It is estimated that currently 11% of high school students have been diagnosed with an eating disorder.
Thankfully for Kelli, she's is on the road to recovery. As a matter of fact, today May 19, 2010 is her one year anniversary for being in recovery from her eating disorder. CONGRATULATIONS GIRL!!! <3 :)
If you or someone you know is struggling, please, GET HELP. Life is too short, and you too beautiful to spend one more day suffering. Reach out, tell someone. Having an eating disorder does not make you a weak person, getting help makes you a strong person. Strong enough to beat the odds. :)

Saturday, May 15, 2010

God Bless America, God Bless Boobies!

Well today was the day! The day I started training for in March. As I said then, running has never been my favorite. So imagine my surprise at the slight love affair running and I have developed. Yea, it's hard, but it feels so good. The miles start to get easier and pass more quickly. My legs got stronger, and my determination greater.  No equipment or gym pass required. Just lace up and head out (iPod pretty necessary though I'd say ;))
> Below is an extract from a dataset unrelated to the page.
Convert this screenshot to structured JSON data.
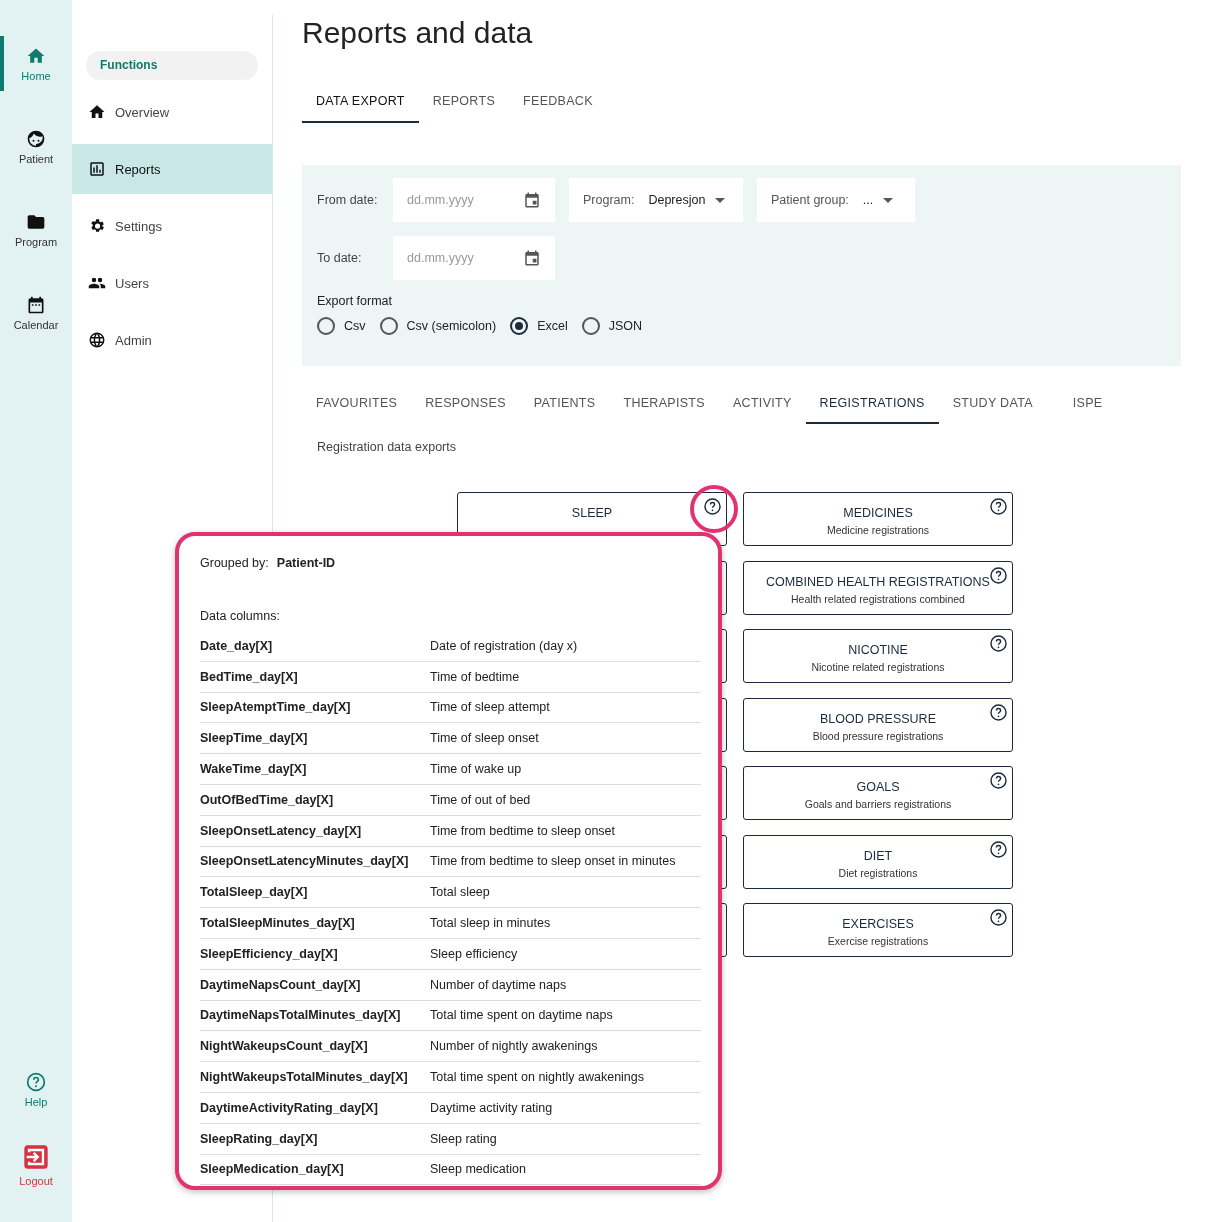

It was an early morning for us, we live 40 minutes from the city, and had to get there early to park and get squared away before the race. After a week of training everyday, I took the day off yesterday, relaxed, ate a good dinner, drank plenty of water and got to bed at a decent hour. Even more shocking than my love affair with running was my actual excitement when my alarm went off at 5:30a.m. I was EXCITED to get down there and run! Who is this crazy person??

When my sister and I got down to Columbus, I knew there would be lots of people, a projeced 50,000 people had registered for the race (50,286 ran today - a new record). It was definitely crowded, but in a strange way. Everyone seemed a little nicer, a little more patient, not shoving and irritated like usual crowds.  We were all there for the same reason. To race. To find a CURE. And that's when it hit me. I had been looking at this race as a stepping stone to better fitness and an introduction to race running. But that's hardly what this race was about. It was about the women that have been affected by breast cancer. Our mothers, grandmothers, sisters, wives, best friends... The love and support resonating in the crowd was a tangible feeling. People lined the sidewalks to cheer us on as we ran, slapping high fives and running out into the runners with water or a supportive hug & words of encouragement. All our lives have been touched by breast cancer. On a table in a booth there were simple pink slips of paper to pin to your shirt to display who you are running in celebration of. I stopped to fill one out and was struck with sadness at the list of names I had when I finished. All these women in my life, have been forced into a sorority they never wanted to join. So then I realized, I'm not running for me. I'm running for them.
Connie Curry
Sara Paulin Casto (rest in peace<3)
Dee Dee James
Kim Byerly
My highschool soccer teamate (and best friend)'s mother, a dear family friend who lost her battle late last year, my high school attendance secretary, and another family friend, who babysits my dear baby nephew. These are some of the most loving and sweet women I have ever had the pleasure of knowing.

I ran for them today.

pink wigs galore!
My sister Oshun, and I at the end of the race!

Finishline. We will walk and we will run until we find a cure.

Another thing that touched my heart was an article I saw in the Columbus Dispatch today (which, by the way, was printed on pink paper to heighten breast cancer awareness). The story was about a "shadow run" that took place at Camp Liberty in Baghdad today. Over 1,000 National Guard servicemen and women ran a 5k in honor of the Race for Cure going on today in their hometown, that they couldn't be present for. Half a world away, and we're still connected, running together for a singular cause. God Bless America. God Bless healthy boobies.